● **THE TASK**: Images do not belong in the copy; retype the rest of the entries below exactly.

*** Begin section ***

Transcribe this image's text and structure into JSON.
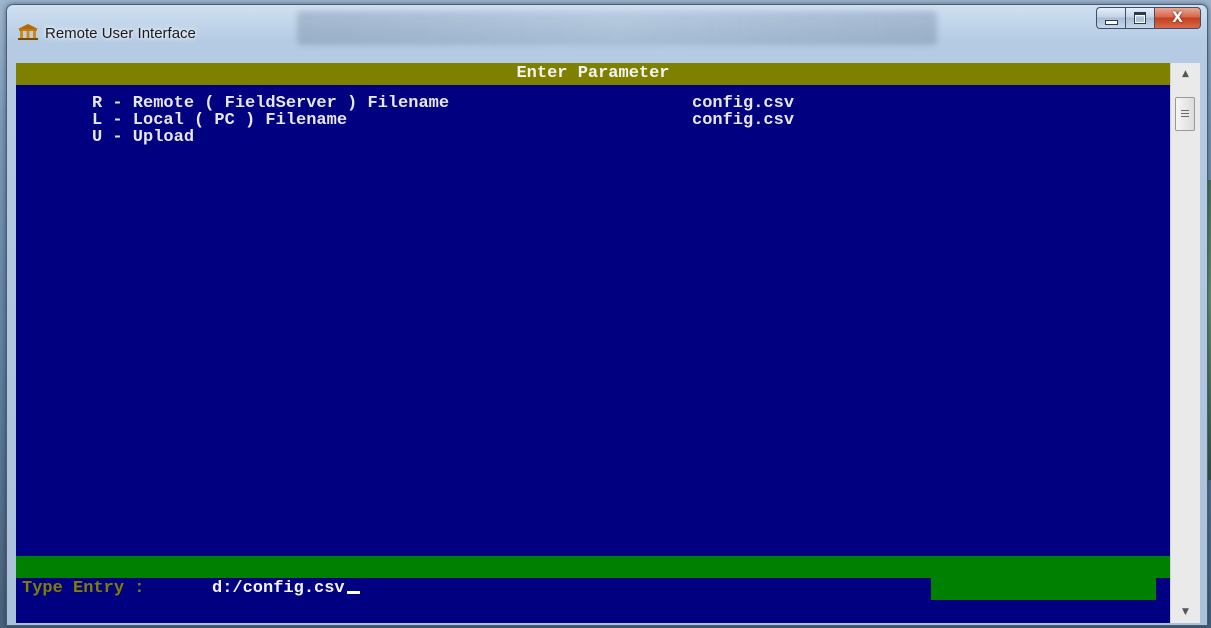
{
  "window": {
    "title": "Remote User Interface",
    "app_icon": "building-columns-icon",
    "controls": {
      "minimize_icon": "minimize-icon",
      "maximize_icon": "maximize-icon",
      "close_icon": "close-icon",
      "close_label": "X"
    }
  },
  "console": {
    "header": "Enter Parameter",
    "menu": [
      {
        "text": "R - Remote ( FieldServer ) Filename",
        "value": "config.csv"
      },
      {
        "text": "L - Local ( PC ) Filename",
        "value": "config.csv"
      },
      {
        "text": "U - Upload",
        "value": ""
      }
    ],
    "entry": {
      "label": "Type Entry : ",
      "value": "d:/config.csv"
    }
  },
  "scrollbar": {
    "up_icon": "scroll-up-arrow-icon",
    "down_icon": "scroll-down-arrow-icon",
    "up_glyph": "▲",
    "down_glyph": "▼"
  },
  "colors": {
    "console_background": "#000080",
    "header_bar": "#808000",
    "status_bar": "#008000",
    "entry_label": "#808000"
  }
}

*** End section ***

● **EXERCISE RESULT**:
Transcribe this image's text and structure into JSON.
{
  "window": {
    "title": "Remote User Interface",
    "app_icon": "building-columns-icon",
    "controls": {
      "minimize_icon": "minimize-icon",
      "maximize_icon": "maximize-icon",
      "close_icon": "close-icon",
      "close_label": "X"
    }
  },
  "console": {
    "header": "Enter Parameter",
    "menu": [
      {
        "text": "R - Remote ( FieldServer ) Filename",
        "value": "config.csv"
      },
      {
        "text": "L - Local ( PC ) Filename",
        "value": "config.csv"
      },
      {
        "text": "U - Upload",
        "value": ""
      }
    ],
    "entry": {
      "label": "Type Entry : ",
      "value": "d:/config.csv"
    }
  },
  "scrollbar": {
    "up_icon": "scroll-up-arrow-icon",
    "down_icon": "scroll-down-arrow-icon",
    "up_glyph": "▲",
    "down_glyph": "▼"
  },
  "colors": {
    "console_background": "#000080",
    "header_bar": "#808000",
    "status_bar": "#008000",
    "entry_label": "#808000"
  }
}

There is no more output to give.